Microsoft Envisions Future of 'Intelligent Communications'
Amid a slew of announcements Microsoft will be sharing today from the keynote stage at Ignite, its annual user conference, will come official word that, yes, as widely speculated on No Jitter and elsewhere, Microsoft Teams will become the primary communications and collaboration client in Office 365, eventually replacing Skype for Business Online.
Along the way, Microsoft would like enterprises to stop thinking in terms of "unified communications," a term it embraced years ago, instead pursuing the idea of "intelligent communications."
Core to the intelligent communications vision is Teams, which will morph from a mechanism for group chat into an Office 365 teamwork hub that brings together conversations, meetings, content, Office applications, and third-party integrations (read related article, "From UC to Team Collaboration to Digital Work Hub?"). Teams is going to be the "hero experience," Ben Canning, director of product management for Teams and Skype for Business," told me during a briefing.
"Intelligent communications is really all about going beyond just making the connection between people and making the whole experience of communications and collaboration more productive through the integration of intelligence," he said.
That intelligence will improve the entire lifecycle of a meeting, pulling insights and data from Microsoft Graph, for example. Prior to a meeting in Teams, a cognitive engine might deliver meeting content or information about participants. During the meeting, it might provide translation or transcription of meeting content, time-coded and using voice recognition to identify speakers, and then afterwards disseminate meeting notes to participants and index content for search (read related article, "It's About the Meeting, Not the Product).
Microsoft will be able to achieve this because of its flexible microservices architecture built on the Azure cloud and media delivery network hardened by the billions of minutes of traffic going across the Skype consumer service monthly, Canning said. Additionally, because Teams is built on top of Office 365, actions like creating a channel or joining a group pass into the Office 365 substrate and become part of the audit log -- which is quite important for compliance purposes, he noted.

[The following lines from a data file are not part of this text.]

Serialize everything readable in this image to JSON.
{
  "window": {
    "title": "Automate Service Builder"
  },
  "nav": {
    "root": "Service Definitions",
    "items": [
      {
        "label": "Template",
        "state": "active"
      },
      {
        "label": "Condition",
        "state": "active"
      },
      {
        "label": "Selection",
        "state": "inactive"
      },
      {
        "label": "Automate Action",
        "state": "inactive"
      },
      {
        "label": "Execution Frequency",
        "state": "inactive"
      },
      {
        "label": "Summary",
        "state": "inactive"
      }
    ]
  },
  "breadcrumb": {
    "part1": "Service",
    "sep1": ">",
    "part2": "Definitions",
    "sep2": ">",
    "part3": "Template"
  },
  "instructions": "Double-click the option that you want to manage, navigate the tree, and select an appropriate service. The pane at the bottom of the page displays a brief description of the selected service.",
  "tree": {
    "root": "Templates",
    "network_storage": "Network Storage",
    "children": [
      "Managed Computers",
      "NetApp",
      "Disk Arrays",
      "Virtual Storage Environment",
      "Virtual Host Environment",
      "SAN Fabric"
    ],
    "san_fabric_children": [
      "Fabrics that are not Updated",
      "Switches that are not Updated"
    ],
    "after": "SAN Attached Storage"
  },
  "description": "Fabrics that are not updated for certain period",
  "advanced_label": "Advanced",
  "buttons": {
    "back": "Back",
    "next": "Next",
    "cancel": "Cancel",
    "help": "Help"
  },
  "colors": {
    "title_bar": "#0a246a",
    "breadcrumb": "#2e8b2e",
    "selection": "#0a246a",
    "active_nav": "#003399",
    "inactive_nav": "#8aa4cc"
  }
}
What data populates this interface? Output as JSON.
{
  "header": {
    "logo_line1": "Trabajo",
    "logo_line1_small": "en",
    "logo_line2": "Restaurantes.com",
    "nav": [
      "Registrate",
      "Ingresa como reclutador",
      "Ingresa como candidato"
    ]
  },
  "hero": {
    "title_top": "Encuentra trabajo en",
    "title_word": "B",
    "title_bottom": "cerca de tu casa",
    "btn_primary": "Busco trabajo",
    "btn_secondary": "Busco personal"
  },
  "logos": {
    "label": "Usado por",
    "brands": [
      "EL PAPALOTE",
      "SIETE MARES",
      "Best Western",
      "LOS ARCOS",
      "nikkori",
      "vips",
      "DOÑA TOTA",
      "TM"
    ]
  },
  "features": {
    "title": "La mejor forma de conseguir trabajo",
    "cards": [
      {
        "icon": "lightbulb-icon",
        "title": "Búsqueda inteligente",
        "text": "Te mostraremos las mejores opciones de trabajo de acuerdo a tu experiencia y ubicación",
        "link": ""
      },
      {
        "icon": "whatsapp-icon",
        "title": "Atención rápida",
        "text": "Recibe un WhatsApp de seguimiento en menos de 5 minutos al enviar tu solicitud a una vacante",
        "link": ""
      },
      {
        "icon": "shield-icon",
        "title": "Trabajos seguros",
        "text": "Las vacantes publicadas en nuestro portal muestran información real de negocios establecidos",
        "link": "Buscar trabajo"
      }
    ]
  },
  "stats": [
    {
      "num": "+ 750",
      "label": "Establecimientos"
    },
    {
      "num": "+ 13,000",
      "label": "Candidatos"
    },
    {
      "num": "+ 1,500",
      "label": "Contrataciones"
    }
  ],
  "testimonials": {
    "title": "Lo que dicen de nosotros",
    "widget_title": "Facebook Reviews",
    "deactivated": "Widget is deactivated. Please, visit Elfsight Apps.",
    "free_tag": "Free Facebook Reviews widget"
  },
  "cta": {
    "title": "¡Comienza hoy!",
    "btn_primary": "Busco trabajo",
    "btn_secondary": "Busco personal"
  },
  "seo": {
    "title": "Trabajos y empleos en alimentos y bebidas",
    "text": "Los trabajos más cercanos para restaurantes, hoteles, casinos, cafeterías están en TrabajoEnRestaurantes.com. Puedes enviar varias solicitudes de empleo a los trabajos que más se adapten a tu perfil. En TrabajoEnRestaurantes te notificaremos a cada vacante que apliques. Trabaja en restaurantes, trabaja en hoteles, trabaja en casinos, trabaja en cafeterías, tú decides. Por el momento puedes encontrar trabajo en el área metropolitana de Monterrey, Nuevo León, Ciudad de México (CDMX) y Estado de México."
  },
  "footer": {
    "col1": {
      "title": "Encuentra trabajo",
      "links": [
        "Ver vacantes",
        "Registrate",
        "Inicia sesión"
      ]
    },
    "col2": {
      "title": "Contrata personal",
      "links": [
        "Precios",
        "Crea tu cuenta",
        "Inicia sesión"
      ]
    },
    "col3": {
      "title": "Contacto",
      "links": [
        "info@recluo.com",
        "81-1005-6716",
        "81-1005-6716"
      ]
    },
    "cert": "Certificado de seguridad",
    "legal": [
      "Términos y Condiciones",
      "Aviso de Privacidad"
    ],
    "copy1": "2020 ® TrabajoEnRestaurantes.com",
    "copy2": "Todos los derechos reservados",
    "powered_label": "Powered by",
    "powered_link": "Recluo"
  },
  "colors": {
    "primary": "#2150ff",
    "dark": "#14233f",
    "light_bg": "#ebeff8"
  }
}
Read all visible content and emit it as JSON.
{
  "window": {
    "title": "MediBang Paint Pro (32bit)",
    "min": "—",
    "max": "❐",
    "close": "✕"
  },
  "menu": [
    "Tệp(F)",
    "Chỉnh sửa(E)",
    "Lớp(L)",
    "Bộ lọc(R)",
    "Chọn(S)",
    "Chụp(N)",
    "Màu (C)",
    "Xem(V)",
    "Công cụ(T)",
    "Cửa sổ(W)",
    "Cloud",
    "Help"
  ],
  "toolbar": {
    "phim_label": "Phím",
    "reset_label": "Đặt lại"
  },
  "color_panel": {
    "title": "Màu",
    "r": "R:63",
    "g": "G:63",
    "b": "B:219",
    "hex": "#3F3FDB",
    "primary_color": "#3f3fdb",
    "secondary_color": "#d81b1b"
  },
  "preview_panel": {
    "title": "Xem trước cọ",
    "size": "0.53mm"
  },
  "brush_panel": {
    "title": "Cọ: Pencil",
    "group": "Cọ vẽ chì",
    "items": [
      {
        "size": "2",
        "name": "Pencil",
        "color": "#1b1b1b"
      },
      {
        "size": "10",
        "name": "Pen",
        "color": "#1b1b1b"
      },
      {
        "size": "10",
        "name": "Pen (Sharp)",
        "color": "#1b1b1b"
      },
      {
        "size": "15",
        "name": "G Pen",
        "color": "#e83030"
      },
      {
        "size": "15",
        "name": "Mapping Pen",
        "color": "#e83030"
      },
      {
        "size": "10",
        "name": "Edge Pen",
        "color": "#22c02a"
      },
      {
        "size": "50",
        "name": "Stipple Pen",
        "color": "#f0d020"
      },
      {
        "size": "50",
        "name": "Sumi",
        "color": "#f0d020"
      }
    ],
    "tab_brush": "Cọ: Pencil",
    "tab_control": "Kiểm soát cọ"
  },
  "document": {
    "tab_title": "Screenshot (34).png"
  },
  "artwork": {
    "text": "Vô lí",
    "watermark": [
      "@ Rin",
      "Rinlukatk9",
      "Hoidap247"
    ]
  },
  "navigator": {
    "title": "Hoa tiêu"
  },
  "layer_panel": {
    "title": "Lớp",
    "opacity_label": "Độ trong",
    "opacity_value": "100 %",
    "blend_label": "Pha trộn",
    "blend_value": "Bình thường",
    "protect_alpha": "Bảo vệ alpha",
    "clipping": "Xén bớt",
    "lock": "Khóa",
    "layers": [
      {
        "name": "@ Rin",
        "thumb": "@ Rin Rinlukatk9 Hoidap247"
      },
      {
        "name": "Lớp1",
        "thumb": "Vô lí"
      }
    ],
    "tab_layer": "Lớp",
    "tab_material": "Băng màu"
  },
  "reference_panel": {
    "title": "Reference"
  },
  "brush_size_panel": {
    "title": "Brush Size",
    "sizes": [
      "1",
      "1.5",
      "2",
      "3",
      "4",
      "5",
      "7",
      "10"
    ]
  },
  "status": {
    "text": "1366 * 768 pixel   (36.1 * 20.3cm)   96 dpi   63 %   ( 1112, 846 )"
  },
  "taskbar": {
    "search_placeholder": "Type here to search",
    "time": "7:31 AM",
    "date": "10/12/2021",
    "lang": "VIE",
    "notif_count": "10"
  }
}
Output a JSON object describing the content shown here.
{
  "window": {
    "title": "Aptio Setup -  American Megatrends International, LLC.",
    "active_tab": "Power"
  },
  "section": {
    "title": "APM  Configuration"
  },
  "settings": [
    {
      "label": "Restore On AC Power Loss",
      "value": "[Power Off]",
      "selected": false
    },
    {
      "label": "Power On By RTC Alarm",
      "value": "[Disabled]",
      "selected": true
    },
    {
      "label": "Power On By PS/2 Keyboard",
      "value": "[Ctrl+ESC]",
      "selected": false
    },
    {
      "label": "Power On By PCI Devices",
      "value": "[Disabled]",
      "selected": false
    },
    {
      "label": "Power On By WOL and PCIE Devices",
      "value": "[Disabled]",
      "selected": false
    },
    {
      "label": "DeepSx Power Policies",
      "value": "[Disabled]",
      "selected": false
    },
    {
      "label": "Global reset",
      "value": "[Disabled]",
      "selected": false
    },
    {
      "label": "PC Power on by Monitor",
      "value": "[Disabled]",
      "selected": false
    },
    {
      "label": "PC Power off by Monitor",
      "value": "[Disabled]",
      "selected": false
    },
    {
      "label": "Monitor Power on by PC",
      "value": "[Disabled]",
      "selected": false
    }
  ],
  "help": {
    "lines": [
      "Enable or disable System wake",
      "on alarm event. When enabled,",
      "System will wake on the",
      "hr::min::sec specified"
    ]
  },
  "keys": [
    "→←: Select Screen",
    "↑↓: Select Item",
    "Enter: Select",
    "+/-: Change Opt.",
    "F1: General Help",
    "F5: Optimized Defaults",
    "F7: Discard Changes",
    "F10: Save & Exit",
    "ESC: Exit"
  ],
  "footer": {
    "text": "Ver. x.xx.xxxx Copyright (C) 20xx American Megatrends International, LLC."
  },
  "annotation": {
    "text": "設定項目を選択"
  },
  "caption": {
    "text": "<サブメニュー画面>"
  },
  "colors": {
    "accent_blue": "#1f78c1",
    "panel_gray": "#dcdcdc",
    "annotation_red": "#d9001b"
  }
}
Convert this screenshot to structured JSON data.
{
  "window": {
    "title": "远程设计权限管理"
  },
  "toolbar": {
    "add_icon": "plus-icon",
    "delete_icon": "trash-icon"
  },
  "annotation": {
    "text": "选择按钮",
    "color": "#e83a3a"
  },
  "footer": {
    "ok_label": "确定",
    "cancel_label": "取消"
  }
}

Likewise, Teams can serve up suggestions on groups and contacts based on what it knows about you and your interactions culled from Microsoft Graph.
Following a Path to Teams
By mid-October, Microsoft intends to share a roadmap showing the feature progression in Teams and delineating at what point Teams reaches functional equivalency with Skype for Business across various capabilities, Canning said. The company is focusing development efforts in several key areas, he added:
- Ensuring interoperability between Skype for Business Online and Teams. "If you're in Skype for Business and I'm in Teams, I will be able to see your presence and you will be able to see mine. We'll be able to chat, and make calls back and forth."
- Adding audio conferencing so Teams becomes a complete meeting solution -- available for use among internal users as well as with external attendees and for more formal meetings.
- Enabling PSTN calling from within Teams. Contacts will port over, as will all of a company's backend setups, such as call queues, auto-attendants, and assigned numbers. "Our vision is that the investments customers have made in Skype for Business voice services are durable as they make the transition to Teams."
- Providing consistency in administration tools, for call analytics and meeting management.
Microsoft's future vision may be all about delivering intelligent communications in the cloud, but that doesn't mean it's going to desert those enterprises that run Skype for Business on premises, Canning said. In fact, its Ignite announcements include notice that it will be launching a new version of Skype for Business Server in the second half of 2018. The focus is on bringing "some of the power of the cloud down to the premises" through call analytics and other cognitive services, Canning said.
And Teams, too, should have a future even within companies committed to the Skype for Business on-premises platform, Canning added. "We envision companies effectively running them side by side, with Teams letting you decide which modalities to make available to end users."
As an example, a company might rely on Skype for Business Server for on-premises telephony services and one-to-one conversations, but use Teams for group collaboration and meetings. "The two clients would live and work side by side."